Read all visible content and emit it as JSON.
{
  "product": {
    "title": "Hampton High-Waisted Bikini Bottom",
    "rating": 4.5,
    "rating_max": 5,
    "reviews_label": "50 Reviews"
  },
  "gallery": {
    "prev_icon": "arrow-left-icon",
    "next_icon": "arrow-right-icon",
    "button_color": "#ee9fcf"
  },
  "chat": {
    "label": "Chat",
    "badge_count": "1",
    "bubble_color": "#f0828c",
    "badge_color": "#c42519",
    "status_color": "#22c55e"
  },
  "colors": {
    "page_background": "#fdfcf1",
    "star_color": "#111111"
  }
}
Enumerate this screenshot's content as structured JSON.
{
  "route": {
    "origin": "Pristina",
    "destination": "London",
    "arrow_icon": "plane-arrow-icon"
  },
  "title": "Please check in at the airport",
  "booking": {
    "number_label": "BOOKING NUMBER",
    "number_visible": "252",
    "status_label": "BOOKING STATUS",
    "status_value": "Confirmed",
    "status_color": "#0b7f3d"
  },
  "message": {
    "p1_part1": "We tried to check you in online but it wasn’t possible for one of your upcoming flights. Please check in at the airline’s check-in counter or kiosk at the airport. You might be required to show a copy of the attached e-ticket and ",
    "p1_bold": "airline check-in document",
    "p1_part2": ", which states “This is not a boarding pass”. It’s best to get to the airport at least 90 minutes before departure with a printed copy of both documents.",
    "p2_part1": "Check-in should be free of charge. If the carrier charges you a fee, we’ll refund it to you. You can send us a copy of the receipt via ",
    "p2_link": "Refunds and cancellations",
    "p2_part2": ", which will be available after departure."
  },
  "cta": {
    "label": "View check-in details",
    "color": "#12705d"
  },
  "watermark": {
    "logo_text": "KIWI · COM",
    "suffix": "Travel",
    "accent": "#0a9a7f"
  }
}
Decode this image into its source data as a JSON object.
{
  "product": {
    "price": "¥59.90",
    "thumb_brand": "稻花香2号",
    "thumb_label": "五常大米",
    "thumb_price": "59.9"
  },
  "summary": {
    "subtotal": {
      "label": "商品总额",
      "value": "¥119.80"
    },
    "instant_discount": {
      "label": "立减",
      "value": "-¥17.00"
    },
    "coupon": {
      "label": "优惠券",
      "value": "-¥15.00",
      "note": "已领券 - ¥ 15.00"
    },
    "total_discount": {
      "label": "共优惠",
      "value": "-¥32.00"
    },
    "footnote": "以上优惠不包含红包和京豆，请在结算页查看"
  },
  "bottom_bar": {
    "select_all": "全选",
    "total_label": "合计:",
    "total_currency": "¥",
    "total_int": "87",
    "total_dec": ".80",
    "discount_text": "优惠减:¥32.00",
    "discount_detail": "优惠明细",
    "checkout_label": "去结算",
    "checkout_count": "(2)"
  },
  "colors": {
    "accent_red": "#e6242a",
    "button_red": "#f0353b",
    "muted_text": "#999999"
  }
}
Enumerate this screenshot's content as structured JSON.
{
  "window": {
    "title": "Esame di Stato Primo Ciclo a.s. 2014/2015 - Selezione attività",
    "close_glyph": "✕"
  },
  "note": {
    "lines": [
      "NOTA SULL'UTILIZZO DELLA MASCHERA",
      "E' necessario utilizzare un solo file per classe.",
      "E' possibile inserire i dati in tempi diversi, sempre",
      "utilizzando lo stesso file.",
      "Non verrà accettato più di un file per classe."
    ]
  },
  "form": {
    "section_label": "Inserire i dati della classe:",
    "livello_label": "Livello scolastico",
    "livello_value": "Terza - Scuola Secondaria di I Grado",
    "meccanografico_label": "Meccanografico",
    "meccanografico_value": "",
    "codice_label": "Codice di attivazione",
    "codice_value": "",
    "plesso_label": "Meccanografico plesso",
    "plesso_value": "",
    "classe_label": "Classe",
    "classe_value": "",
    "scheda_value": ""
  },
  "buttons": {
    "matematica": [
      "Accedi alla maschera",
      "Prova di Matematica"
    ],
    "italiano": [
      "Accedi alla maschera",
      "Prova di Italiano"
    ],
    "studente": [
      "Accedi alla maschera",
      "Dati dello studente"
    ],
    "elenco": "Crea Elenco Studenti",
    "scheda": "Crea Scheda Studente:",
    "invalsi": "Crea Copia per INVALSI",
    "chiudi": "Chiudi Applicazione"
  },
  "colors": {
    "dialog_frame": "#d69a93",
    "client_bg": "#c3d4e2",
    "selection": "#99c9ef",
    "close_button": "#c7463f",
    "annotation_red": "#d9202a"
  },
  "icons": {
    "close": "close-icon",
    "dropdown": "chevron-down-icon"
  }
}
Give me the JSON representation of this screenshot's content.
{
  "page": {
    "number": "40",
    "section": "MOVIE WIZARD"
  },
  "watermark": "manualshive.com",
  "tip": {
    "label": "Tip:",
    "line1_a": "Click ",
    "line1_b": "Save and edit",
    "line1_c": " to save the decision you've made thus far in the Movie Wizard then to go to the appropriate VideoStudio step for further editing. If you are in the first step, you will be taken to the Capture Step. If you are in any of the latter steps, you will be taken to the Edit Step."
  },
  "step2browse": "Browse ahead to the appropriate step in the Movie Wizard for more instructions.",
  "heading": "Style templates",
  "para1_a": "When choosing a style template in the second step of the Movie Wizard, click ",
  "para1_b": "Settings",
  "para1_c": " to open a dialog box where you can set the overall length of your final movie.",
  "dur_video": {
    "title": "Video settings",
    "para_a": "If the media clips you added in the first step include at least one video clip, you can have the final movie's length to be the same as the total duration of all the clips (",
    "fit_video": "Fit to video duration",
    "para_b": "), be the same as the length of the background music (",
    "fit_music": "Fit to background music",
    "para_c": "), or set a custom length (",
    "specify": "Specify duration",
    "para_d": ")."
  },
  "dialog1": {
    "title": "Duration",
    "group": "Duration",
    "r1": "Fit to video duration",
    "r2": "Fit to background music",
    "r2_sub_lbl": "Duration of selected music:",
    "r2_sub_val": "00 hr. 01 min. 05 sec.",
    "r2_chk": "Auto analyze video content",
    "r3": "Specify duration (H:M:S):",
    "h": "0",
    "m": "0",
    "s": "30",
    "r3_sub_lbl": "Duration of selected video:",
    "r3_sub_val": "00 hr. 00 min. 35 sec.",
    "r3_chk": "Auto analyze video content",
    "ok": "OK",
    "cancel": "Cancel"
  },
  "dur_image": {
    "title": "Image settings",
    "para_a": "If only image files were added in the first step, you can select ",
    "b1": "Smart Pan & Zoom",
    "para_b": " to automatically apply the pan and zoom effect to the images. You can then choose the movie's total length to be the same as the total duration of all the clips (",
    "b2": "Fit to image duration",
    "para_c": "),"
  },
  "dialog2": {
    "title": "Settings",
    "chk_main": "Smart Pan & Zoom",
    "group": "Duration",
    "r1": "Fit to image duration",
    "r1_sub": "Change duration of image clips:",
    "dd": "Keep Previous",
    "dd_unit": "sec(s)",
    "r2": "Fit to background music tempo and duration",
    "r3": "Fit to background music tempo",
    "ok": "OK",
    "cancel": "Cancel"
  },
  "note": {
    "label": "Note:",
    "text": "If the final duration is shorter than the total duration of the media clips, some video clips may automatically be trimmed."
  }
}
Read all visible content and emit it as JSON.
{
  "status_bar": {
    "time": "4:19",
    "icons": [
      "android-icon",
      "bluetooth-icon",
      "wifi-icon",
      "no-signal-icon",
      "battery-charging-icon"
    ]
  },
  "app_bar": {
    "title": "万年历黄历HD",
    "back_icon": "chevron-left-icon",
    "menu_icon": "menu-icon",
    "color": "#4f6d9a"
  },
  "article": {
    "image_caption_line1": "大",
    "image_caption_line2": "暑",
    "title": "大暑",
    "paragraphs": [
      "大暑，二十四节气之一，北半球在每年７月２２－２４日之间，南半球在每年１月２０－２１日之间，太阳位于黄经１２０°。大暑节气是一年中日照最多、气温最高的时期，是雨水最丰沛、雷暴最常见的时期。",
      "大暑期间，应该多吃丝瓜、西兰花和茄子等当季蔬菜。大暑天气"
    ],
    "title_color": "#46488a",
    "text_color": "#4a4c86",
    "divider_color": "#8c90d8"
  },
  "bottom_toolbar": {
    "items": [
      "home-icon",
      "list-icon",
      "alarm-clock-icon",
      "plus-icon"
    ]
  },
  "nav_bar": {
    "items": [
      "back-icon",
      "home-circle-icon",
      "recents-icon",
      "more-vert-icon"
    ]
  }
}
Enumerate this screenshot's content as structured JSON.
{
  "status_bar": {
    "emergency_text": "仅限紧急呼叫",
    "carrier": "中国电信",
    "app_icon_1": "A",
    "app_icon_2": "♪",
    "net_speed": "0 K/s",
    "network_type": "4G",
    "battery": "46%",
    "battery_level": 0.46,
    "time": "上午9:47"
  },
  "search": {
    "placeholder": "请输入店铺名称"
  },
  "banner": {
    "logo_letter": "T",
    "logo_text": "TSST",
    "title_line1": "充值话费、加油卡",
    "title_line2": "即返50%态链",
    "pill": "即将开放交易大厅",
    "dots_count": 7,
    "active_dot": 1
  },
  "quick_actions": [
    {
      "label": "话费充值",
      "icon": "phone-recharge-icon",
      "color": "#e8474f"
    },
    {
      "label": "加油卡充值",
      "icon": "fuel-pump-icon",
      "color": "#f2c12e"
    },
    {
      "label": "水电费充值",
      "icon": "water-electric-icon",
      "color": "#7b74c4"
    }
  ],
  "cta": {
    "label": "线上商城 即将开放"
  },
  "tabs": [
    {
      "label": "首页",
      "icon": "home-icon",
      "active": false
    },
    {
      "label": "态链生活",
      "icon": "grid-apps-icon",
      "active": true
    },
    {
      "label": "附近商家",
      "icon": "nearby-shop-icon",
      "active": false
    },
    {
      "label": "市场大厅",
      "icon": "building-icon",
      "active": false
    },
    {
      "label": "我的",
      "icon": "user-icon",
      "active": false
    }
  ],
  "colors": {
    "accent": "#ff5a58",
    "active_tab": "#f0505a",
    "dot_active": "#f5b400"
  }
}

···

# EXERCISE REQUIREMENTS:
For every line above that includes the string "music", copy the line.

# RESULT OF THE EXERCISE:
    "para_b": "), be the same as the length of the background music (",
    "fit_music": "Fit to background music",
    "r2": "Fit to background music",
    "r2_sub_lbl": "Duration of selected music:",
    "r2": "Fit to background music tempo and duration",
    "r3": "Fit to background music tempo",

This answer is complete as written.